ANZ tightens mortgage lending criteria
ANZ Banking Group will take a tougher approach towards property borrowers’ expenses from next month, a change that will mean some customers will be lose access to tens of thousands of dollars.
ANZ is the final big bank to toughen rules on living expenses, partly in response to concerns banks have issued loans too easily.
In a note to mortgage brokers, ANZ said it would change the way living expenses were calculated when it decides on home loans.
What the bank views as a “minimum” living expense will depend on the borrower’s income, the number of dependants they have, and whether the application is for a joint or individual loan.
The changes, to take effect from April 4, will reduce how much some prospective customers can borrow.

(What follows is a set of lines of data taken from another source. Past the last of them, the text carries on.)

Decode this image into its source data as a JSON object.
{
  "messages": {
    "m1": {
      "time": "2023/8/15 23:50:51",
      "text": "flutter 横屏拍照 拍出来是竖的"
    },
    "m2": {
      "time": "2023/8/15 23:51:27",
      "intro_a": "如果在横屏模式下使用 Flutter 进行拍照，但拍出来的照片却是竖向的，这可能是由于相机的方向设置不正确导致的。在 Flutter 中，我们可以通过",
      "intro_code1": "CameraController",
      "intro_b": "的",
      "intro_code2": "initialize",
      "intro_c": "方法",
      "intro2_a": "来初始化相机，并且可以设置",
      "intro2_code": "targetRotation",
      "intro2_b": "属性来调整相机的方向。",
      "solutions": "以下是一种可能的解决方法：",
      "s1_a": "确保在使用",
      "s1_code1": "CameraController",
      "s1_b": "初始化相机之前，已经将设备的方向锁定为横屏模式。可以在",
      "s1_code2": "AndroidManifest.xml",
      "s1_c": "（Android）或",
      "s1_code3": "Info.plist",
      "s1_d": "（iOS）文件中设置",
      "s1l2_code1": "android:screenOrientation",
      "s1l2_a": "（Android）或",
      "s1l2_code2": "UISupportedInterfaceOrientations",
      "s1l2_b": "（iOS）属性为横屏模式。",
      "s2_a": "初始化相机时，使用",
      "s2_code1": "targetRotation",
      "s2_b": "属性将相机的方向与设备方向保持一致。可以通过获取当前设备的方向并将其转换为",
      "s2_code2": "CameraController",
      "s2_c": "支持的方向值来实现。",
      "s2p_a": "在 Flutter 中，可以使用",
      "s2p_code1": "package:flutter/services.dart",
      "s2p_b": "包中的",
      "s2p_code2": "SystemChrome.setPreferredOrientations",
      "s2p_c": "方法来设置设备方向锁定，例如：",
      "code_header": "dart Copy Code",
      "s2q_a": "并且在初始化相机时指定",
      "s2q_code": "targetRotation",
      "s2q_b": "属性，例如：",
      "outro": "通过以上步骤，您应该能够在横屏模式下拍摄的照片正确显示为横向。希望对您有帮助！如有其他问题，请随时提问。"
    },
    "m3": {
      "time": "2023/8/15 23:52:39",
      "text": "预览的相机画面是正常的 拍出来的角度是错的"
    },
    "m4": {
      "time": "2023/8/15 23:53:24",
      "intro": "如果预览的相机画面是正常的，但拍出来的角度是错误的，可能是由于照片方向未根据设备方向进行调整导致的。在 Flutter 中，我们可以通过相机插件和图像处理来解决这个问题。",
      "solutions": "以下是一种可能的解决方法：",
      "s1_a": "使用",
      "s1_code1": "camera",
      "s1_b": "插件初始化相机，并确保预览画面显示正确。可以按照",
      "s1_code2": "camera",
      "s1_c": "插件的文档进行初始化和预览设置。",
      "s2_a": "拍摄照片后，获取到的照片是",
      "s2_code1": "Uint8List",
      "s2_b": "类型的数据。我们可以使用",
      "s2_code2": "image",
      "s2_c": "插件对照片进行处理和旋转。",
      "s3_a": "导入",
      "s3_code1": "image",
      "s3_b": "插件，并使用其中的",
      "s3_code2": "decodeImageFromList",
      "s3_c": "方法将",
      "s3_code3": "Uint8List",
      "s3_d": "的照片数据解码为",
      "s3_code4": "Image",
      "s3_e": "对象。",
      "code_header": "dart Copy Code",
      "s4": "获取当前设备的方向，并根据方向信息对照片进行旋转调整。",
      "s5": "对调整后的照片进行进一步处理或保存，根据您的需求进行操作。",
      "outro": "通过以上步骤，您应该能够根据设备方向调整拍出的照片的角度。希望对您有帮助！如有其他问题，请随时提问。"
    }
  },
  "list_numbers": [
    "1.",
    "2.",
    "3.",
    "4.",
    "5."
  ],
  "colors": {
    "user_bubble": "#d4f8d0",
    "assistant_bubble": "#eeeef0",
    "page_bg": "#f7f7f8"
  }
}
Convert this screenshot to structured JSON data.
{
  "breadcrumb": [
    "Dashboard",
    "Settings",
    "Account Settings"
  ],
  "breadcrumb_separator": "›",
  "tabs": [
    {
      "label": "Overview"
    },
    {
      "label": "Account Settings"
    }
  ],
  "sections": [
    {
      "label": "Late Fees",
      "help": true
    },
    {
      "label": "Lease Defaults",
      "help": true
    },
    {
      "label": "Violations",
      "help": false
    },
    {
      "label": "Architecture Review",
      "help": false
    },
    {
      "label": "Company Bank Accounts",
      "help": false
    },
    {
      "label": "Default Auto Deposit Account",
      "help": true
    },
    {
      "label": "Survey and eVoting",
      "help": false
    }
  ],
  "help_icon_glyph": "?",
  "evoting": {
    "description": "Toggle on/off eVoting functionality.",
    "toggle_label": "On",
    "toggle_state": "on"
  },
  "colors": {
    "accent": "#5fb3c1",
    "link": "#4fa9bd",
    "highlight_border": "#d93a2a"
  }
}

Information on the changes sent to mortgage brokers in March and included common scenarios, such as a hypothetical couple with two children wanting to buy a $500,000 investment property.
The slide pack says that due to the bank changing its estimate of such a couple’s minimum living expenses, the maximum amount they could borrow would fall more than $50,000.
At the same time, ANZ will tighten assessments of overtime pay, bonuses and commissions. It will also lower its interest rate “buffer” – a rate that tests how borrowers would cope if interest rates rose.
“We regularly review our retail credit policies to ensure that lending remains prudent and aligned with risk appetite in light of the competitive, economic and regulatory environment,” an ANZ spokesman said.
“For our customers, these changes are designed to ensure that we continue to assess any application for credit in a prudent way in view of their individual circumstances.”
The changes are the latest moves by a bank to take a more stringent approach to assessing customers for credit after the Australian Securities and Investments Commission last year said many were not being rigorous enough when testing whether customers could afford loans.
ASIC chairman Greg Medcraft last year said some banks had been using cost-of-living indexes that were “completely inappropriate”
“So if they’re living somewhere like Paddington in Sydney, probably using the poverty line as the cost of living for that person is probably inappropriate,” Mr Medcraft said in July.